> _WHAT NEEDS TO BE DONE_: Return all the entries exactly. No pictures.

> _DATA EXTRACT_:
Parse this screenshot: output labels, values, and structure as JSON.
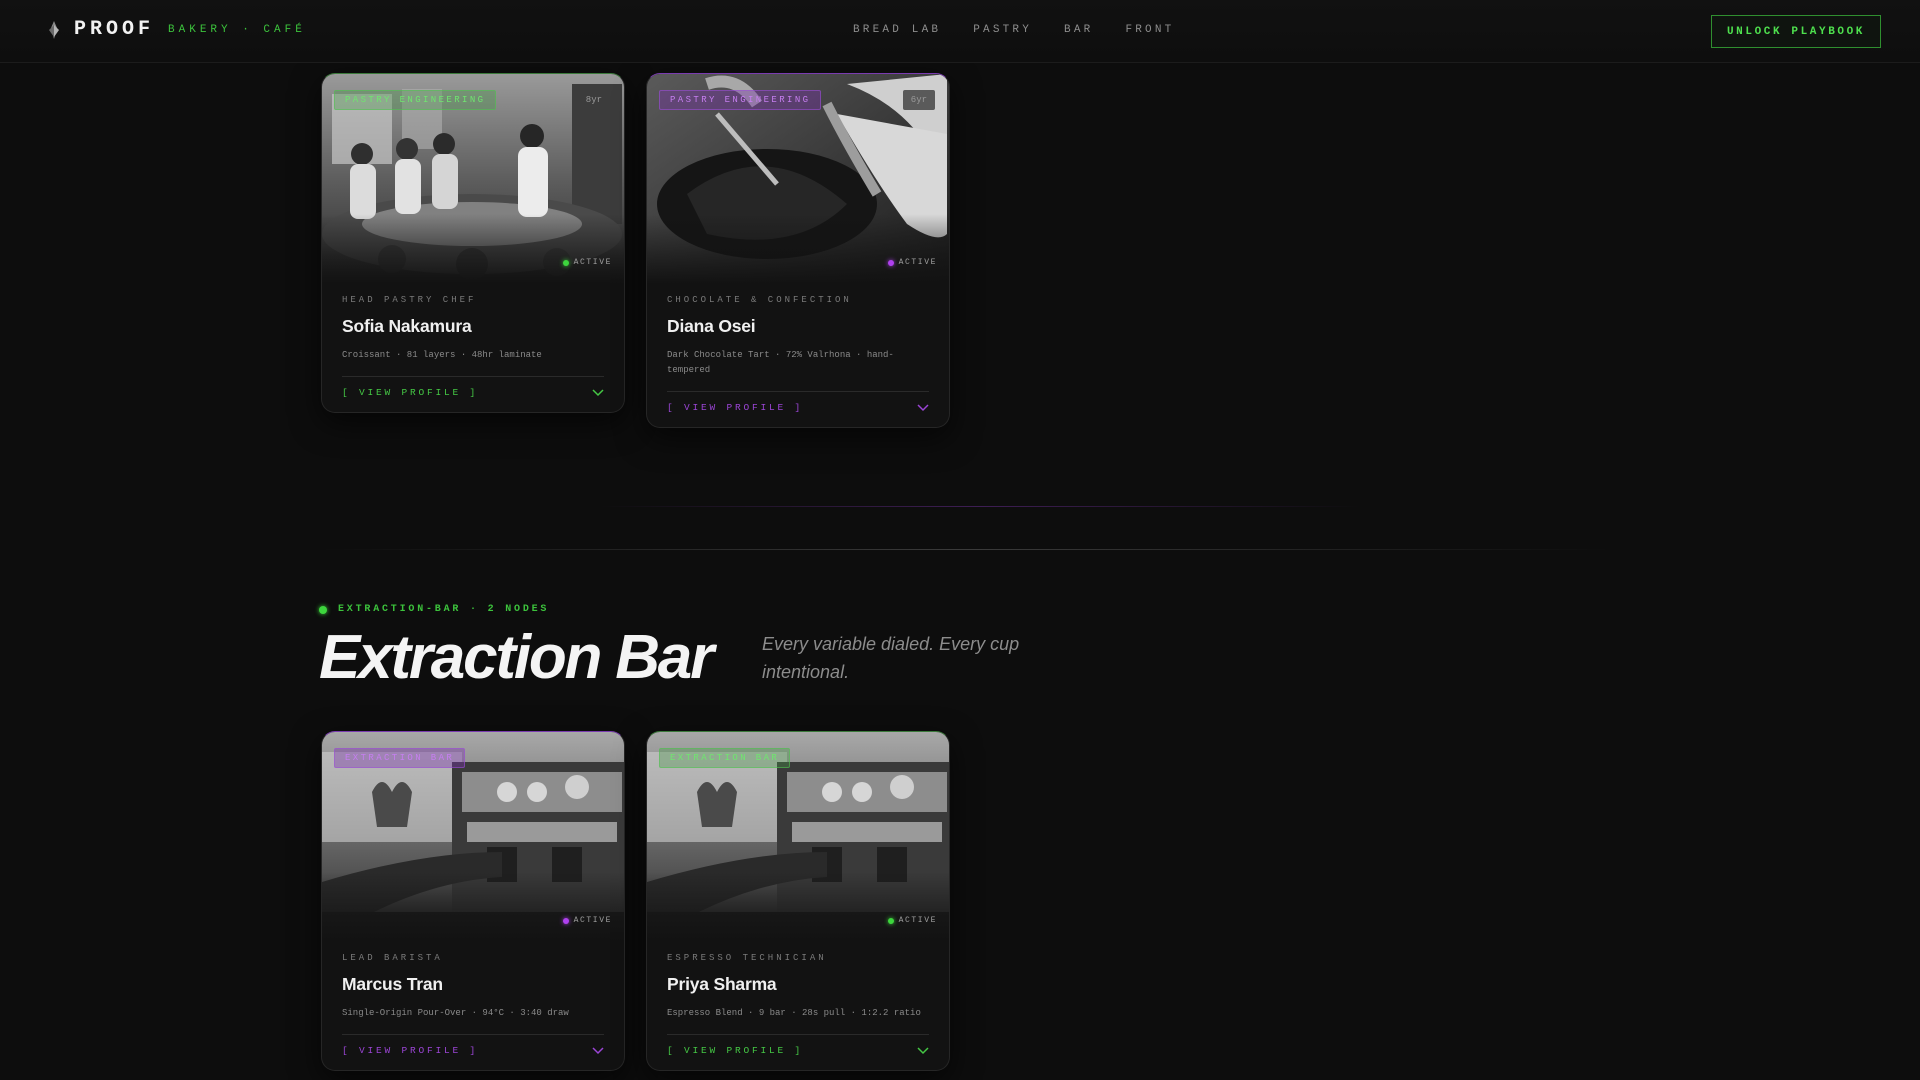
{
  "header": {
    "brand": "PROOF",
    "tagline": "BAKERY · CAFÉ",
    "nav": [
      "BREAD LAB",
      "PASTRY",
      "BAR",
      "FRONT"
    ],
    "cta": "UNLOCK PLAYBOOK"
  },
  "pastry_cards": [
    {
      "tag": "PASTRY ENGINEERING",
      "years": "8yr",
      "status": "ACTIVE",
      "role": "HEAD PASTRY CHEF",
      "name": "Sofia Nakamura",
      "spec": "Croissant · 81 layers · 48hr laminate",
      "view": "[ VIEW PROFILE ]"
    },
    {
      "tag": "PASTRY ENGINEERING",
      "years": "6yr",
      "status": "ACTIVE",
      "role": "CHOCOLATE & CONFECTION",
      "name": "Diana Osei",
      "spec": "Dark Chocolate Tart · 72% Valrhona · hand-tempered",
      "view": "[ VIEW PROFILE ]"
    }
  ],
  "section": {
    "label": "EXTRACTION-BAR · 2 NODES",
    "title": "Extraction Bar",
    "subtitle": "Every variable dialed. Every cup intentional."
  },
  "bar_cards": [
    {
      "tag": "EXTRACTION BAR",
      "status": "ACTIVE",
      "role": "LEAD BARISTA",
      "name": "Marcus Tran",
      "spec": "Single-Origin Pour-Over · 94°C · 3:40 draw",
      "view": "[ VIEW PROFILE ]"
    },
    {
      "tag": "EXTRACTION BAR",
      "status": "ACTIVE",
      "role": "ESPRESSO TECHNICIAN",
      "name": "Priya Sharma",
      "spec": "Espresso Blend · 9 bar · 28s pull · 1:2.2 ratio",
      "view": "[ VIEW PROFILE ]"
    }
  ],
  "colors": {
    "accent_green": "#3cc23c",
    "accent_purple": "#a040e0",
    "background": "#0d0d0d"
  }
}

> _COMPLETED TASK_:
Parse this screenshot: output labels, values, and structure as JSON.
{
  "header": {
    "brand": "PROOF",
    "tagline": "BAKERY · CAFÉ",
    "nav": [
      "BREAD LAB",
      "PASTRY",
      "BAR",
      "FRONT"
    ],
    "cta": "UNLOCK PLAYBOOK"
  },
  "pastry_cards": [
    {
      "tag": "PASTRY ENGINEERING",
      "years": "8yr",
      "status": "ACTIVE",
      "role": "HEAD PASTRY CHEF",
      "name": "Sofia Nakamura",
      "spec": "Croissant · 81 layers · 48hr laminate",
      "view": "[ VIEW PROFILE ]"
    },
    {
      "tag": "PASTRY ENGINEERING",
      "years": "6yr",
      "status": "ACTIVE",
      "role": "CHOCOLATE & CONFECTION",
      "name": "Diana Osei",
      "spec": "Dark Chocolate Tart · 72% Valrhona · hand-tempered",
      "view": "[ VIEW PROFILE ]"
    }
  ],
  "section": {
    "label": "EXTRACTION-BAR · 2 NODES",
    "title": "Extraction Bar",
    "subtitle": "Every variable dialed. Every cup intentional."
  },
  "bar_cards": [
    {
      "tag": "EXTRACTION BAR",
      "status": "ACTIVE",
      "role": "LEAD BARISTA",
      "name": "Marcus Tran",
      "spec": "Single-Origin Pour-Over · 94°C · 3:40 draw",
      "view": "[ VIEW PROFILE ]"
    },
    {
      "tag": "EXTRACTION BAR",
      "status": "ACTIVE",
      "role": "ESPRESSO TECHNICIAN",
      "name": "Priya Sharma",
      "spec": "Espresso Blend · 9 bar · 28s pull · 1:2.2 ratio",
      "view": "[ VIEW PROFILE ]"
    }
  ],
  "colors": {
    "accent_green": "#3cc23c",
    "accent_purple": "#a040e0",
    "background": "#0d0d0d"
  }
}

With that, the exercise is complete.